By incorporating these best practices into their policies and procedures, employers can create a supportive work environment while reducing the risk of potential PIP lawsuits.
Employee Rights and Protections in Performance Improvement Plan Lawsuits
Employees facing performance improvement plans have certain rights and protections. Throughout the process, employees have the right to receive clear and specific expectations, timely feedback, and an opportunity to improve. They are also entitled to protection against discrimination and retaliation based on their participation or opposition to the PIP process. Additionally, employees with disabilities have a right to reasonable accommodations during the PIP period. Employers should be mindful of these rights and provide support to employees seeking to meet performance expectations and improve their performance.
The Impact of PIP Lawsuits on Workplace Morale and Productivity
The initiation of performance improvement plan lawsuits can have a significant impact on workplace morale and productivity. Employees who perceive unfair treatment, discrimination, or retaliation during the PIP process may experience decreased motivation and engagement, leading to decreased productivity. Additionally, legal disputes and litigation create an atmosphere of tension, potentially affecting teamwork, collaboration, and overall workplace morale. Employers should strive to handle PIPs fairly and transparently to minimize the adverse effects on employee morale and foster a positive work environment.

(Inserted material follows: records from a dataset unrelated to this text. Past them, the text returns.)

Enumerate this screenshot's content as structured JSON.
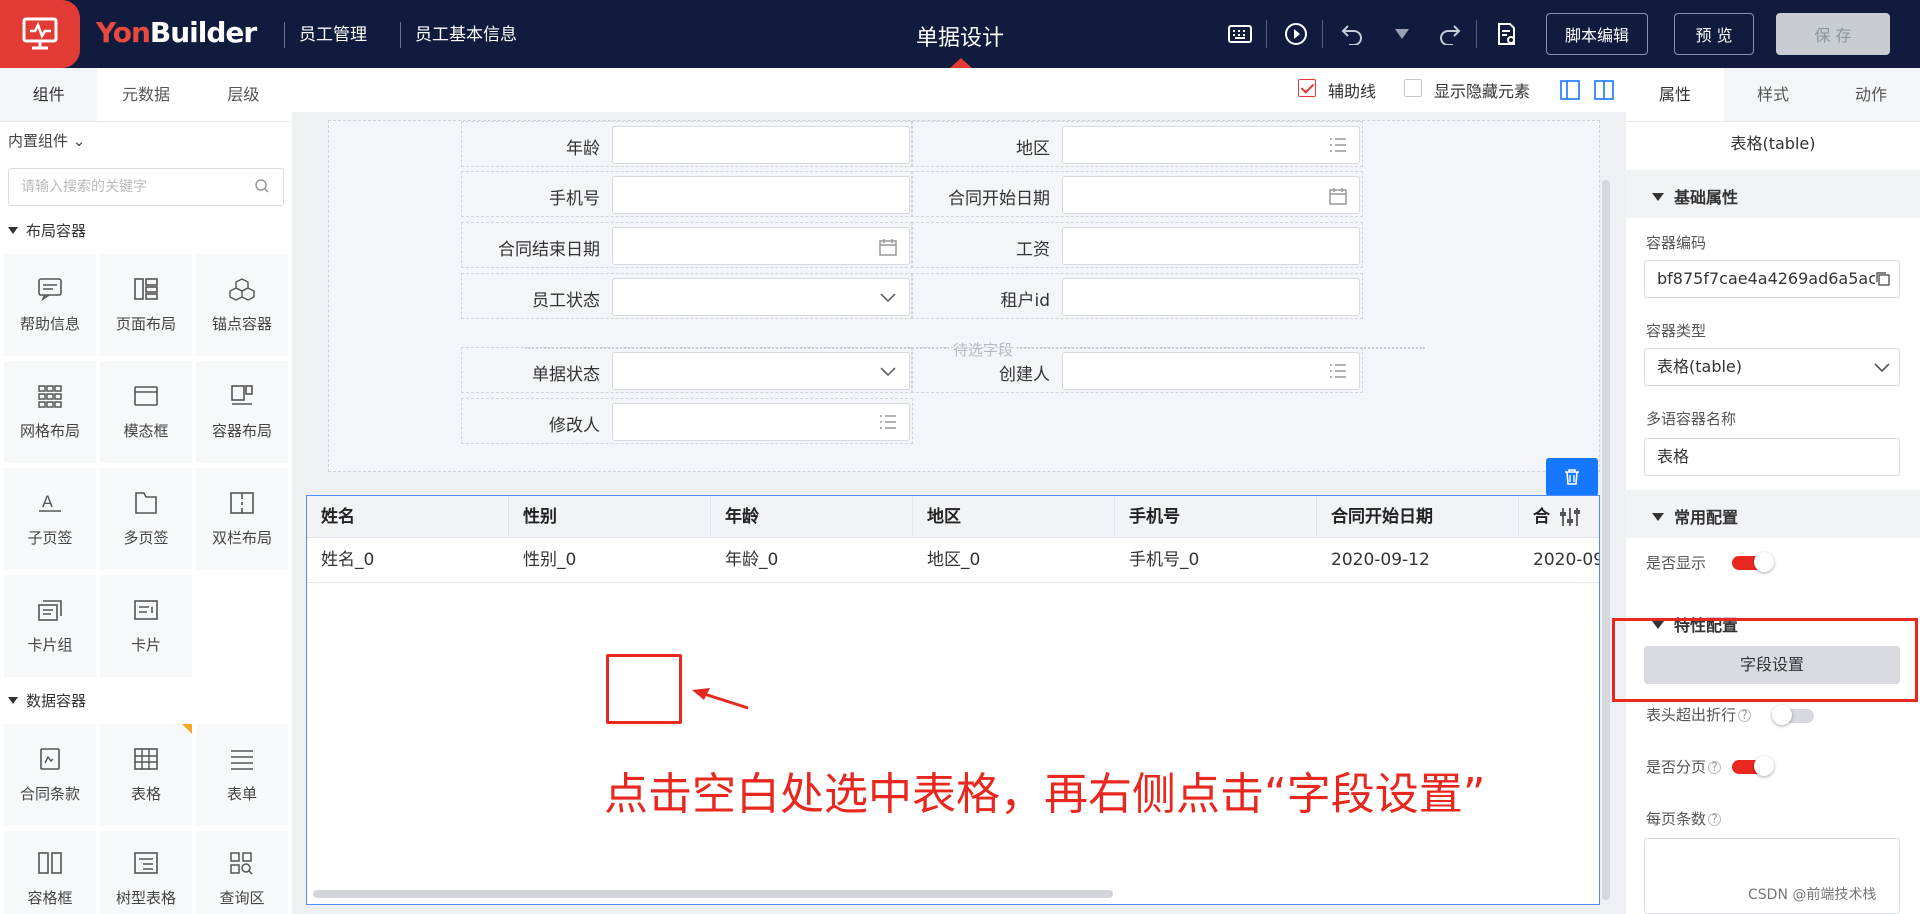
{
  "header": {
    "brand_yon": "Yon",
    "brand_builder": "Builder",
    "breadcrumb": [
      "员工管理",
      "员工基本信息"
    ],
    "page_title": "单据设计",
    "script_btn": "脚本编辑",
    "preview_btn": "预 览",
    "save_btn": "保 存"
  },
  "left": {
    "tabs": [
      "组件",
      "元数据",
      "层级"
    ],
    "builtin": "内置组件",
    "search_placeholder": "请输入搜索的关键字",
    "sections": [
      {
        "title": "布局容器",
        "items": [
          "帮助信息",
          "页面布局",
          "锚点容器",
          "网格布局",
          "模态框",
          "容器布局",
          "子页签",
          "多页签",
          "双栏布局",
          "卡片组",
          "卡片"
        ]
      },
      {
        "title": "数据容器",
        "items": [
          "合同条款",
          "表格",
          "表单",
          "容格框",
          "树型表格",
          "查询区"
        ]
      }
    ]
  },
  "canvas": {
    "checkbox_aux": "辅助线",
    "checkbox_hidden": "显示隐藏元素",
    "pending_fields": "待选字段",
    "form_fields": {
      "age": "年龄",
      "region": "地区",
      "phone": "手机号",
      "contract_start": "合同开始日期",
      "contract_end": "合同结束日期",
      "salary": "工资",
      "status": "员工状态",
      "tenant": "租户id",
      "doc_status": "单据状态",
      "creator": "创建人",
      "modifier": "修改人"
    },
    "table": {
      "columns": [
        "姓名",
        "性别",
        "年龄",
        "地区",
        "手机号",
        "合同开始日期",
        "合"
      ],
      "row": [
        "姓名_0",
        "性别_0",
        "年龄_0",
        "地区_0",
        "手机号_0",
        "2020-09-12",
        "2020-09"
      ]
    },
    "annotation": "点击空白处选中表格，再右侧点击“字段设置”"
  },
  "right": {
    "tabs": [
      "属性",
      "样式",
      "动作"
    ],
    "component": "表格(table)",
    "basic": "基础属性",
    "code_label": "容器编码",
    "code_value": "bf875f7cae4a4269ad6a5ac",
    "type_label": "容器类型",
    "type_value": "表格(table)",
    "ml_label": "多语容器名称",
    "ml_value": "表格",
    "common": "常用配置",
    "show_label": "是否显示",
    "special": "特性配置",
    "field_btn": "字段设置",
    "wrap_label": "表头超出折行",
    "paging_label": "是否分页",
    "per_page_label": "每页条数",
    "show_on": true,
    "wrap_on": false,
    "paging_on": true
  },
  "watermark": "CSDN @前端技术栈"
}
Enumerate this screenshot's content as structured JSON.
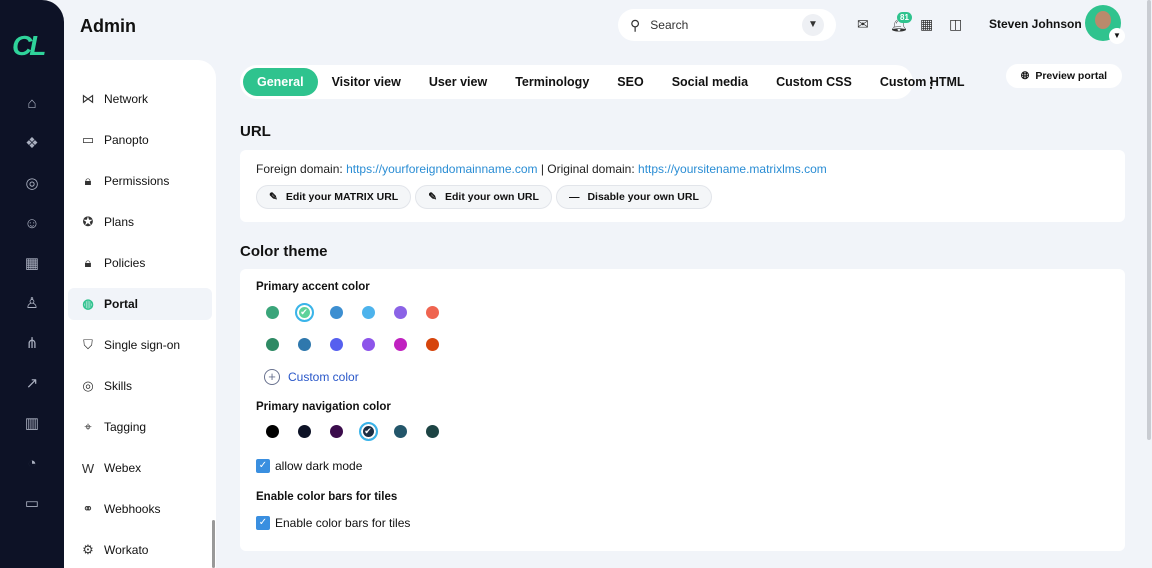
{
  "header": {
    "title": "Admin",
    "search_placeholder": "Search",
    "notification_count": "81",
    "user_name": "Steven Johnson"
  },
  "rail_icons": [
    "home-icon",
    "cubes-icon",
    "target-icon",
    "users-icon",
    "apps-icon",
    "user-icon",
    "hierarchy-icon",
    "chart-icon",
    "library-icon",
    "pie-icon",
    "id-card-icon"
  ],
  "sidebar": {
    "items": [
      {
        "label": "Network",
        "icon": "network-icon"
      },
      {
        "label": "Panopto",
        "icon": "monitor-icon"
      },
      {
        "label": "Permissions",
        "icon": "lock-icon"
      },
      {
        "label": "Plans",
        "icon": "medal-icon"
      },
      {
        "label": "Policies",
        "icon": "lock-icon"
      },
      {
        "label": "Portal",
        "icon": "globe-icon",
        "active": true
      },
      {
        "label": "Single sign-on",
        "icon": "shield-icon"
      },
      {
        "label": "Skills",
        "icon": "target-icon"
      },
      {
        "label": "Tagging",
        "icon": "tag-icon"
      },
      {
        "label": "Webex",
        "icon": "webex-icon"
      },
      {
        "label": "Webhooks",
        "icon": "webhook-icon"
      },
      {
        "label": "Workato",
        "icon": "gear-icon"
      }
    ]
  },
  "tabs": [
    "General",
    "Visitor view",
    "User view",
    "Terminology",
    "SEO",
    "Social media",
    "Custom CSS",
    "Custom HTML"
  ],
  "preview_label": "Preview portal",
  "url": {
    "heading": "URL",
    "foreign_label": "Foreign domain:",
    "foreign_url": "https://yourforeigndomainname.com",
    "sep": "| Original domain:",
    "original_url": "https://yoursitename.matrixlms.com",
    "buttons": [
      "Edit your MATRIX URL",
      "Edit your own URL",
      "Disable your own URL"
    ]
  },
  "theme": {
    "heading": "Color theme",
    "accent_label": "Primary accent color",
    "accent_colors": [
      [
        "#3aa57a",
        "#5ed29a",
        "#3d8fd1",
        "#4db3ec",
        "#8b63e6",
        "#ef6450"
      ],
      [
        "#2e8a64",
        "#2f78ad",
        "#5660ef",
        "#8d55ea",
        "#c022c0",
        "#d6450c"
      ]
    ],
    "accent_selected": [
      0,
      1
    ],
    "custom_color": "Custom color",
    "nav_label": "Primary navigation color",
    "nav_colors": [
      "#000000",
      "#0d1226",
      "#3b0c4c",
      "#1c2e44",
      "#23566a",
      "#1d4444"
    ],
    "nav_selected": 3,
    "dark_mode": "allow dark mode",
    "bars_heading": "Enable color bars for tiles",
    "bars_check": "Enable color bars for tiles"
  }
}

Understanding the Financial Implications of PIP Lawsuits for Employers
Performance improvement plan lawsuits can have substantial financial implications for employers. Legal fees, settlements, and potential damages can result in significant financial burdens. Moreover, lawsuits can consume valuable time and resources, diverting attention from core business operations. To mitigate these financial consequences, employers should invest